“There are approximately 20-24 beds, depending on how you divide them up,” Mary Lee says of the overall size of the couple’s gardens.

In fact, the beds take up the bulk of their residential neighborhood property, as well the property they annexed from her father’s former home. 

“For 20 years this kept her busy,” John says of Mary Lee, as it is her continued handiwork that keeps the gardens looking show quality ready. John says that while Mary Lee does much of the weeding and tending to keep the flowers going, she does get help from time to time, notably from Jerry Garland, greenhouse director at Site Planning. 

As for the gardens’ layout, Mary Lee says, “The flowers are arranged by sun and shade,” as “some beds are planted with a mass of flowers, like all impatiens, while others are planted with a mixture of colors, size and shape.”

The effect is a color wheel of blooms and buds in every size, shape and color imaginable, capturing the attention of passersby. Borders, picket fencing and footpaths, as well as some lawn complete the impressive natural surroundings. 
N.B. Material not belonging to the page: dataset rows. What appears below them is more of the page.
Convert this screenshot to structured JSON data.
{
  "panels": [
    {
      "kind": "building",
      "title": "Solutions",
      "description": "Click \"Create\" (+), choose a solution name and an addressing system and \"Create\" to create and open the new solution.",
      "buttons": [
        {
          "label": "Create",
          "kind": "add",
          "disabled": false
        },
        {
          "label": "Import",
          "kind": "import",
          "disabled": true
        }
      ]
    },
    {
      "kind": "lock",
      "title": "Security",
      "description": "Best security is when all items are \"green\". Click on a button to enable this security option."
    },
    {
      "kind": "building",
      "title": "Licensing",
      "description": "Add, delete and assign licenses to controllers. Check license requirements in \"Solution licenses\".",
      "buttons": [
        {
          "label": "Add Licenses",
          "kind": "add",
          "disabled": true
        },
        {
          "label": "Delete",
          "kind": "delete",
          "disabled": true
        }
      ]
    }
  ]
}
“There are more and more perennials,” John explains of the mixture of plants, though the combination calls every year for a healthy dose of annuals as well. John notes in particular those impatiens, which he says sometimes have reached a height of 36 inches when planted in full sun, though most gardeners believe the flowers are better suited to more shade. 
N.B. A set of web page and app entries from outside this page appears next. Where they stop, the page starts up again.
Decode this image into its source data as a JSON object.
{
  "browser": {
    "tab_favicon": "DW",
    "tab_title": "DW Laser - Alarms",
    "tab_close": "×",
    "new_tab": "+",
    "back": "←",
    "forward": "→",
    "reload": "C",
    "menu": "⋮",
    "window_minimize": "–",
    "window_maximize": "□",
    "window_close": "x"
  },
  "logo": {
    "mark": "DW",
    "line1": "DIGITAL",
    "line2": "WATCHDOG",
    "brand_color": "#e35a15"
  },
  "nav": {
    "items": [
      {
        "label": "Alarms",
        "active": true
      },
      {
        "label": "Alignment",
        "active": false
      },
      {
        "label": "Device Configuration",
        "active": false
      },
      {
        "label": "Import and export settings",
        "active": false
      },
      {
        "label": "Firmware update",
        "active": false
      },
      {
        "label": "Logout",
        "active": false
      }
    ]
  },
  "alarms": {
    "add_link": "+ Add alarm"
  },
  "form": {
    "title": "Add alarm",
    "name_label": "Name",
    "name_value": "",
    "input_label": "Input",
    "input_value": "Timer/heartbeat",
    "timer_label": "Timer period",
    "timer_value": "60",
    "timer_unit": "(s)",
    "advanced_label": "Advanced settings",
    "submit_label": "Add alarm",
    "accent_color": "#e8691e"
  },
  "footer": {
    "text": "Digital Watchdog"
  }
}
The Campbells continue to put in edibles, including root vegetables such as carrots and beets.

“They seem to get sweeter as the winter goes on,” John says of how much the couple enjoys the bounty of their gardening.

John says the best part of the gardens “is the anticipation of what’s to come. Each year is little bit different.”

He says the couple also enjoys talking with folks who walk by, whether by plan or by coincidence.  

Mary Lee explains, “You can tell the time of day by listening to the birds and sensing the position of the sun. You can even sense the coming of fall,” she adds, “because the birds change their activity and their songs, and, of course, the days get shorter and the flowers slow down their production of blooms.”

Simply being outside in the yard, recognizing the changes of seasons is her highlight. “I enjoy listening to the birds and getting into the natural rhythm of the outside sounds.”


Written By By Glen Young, photos by G. Randall Goss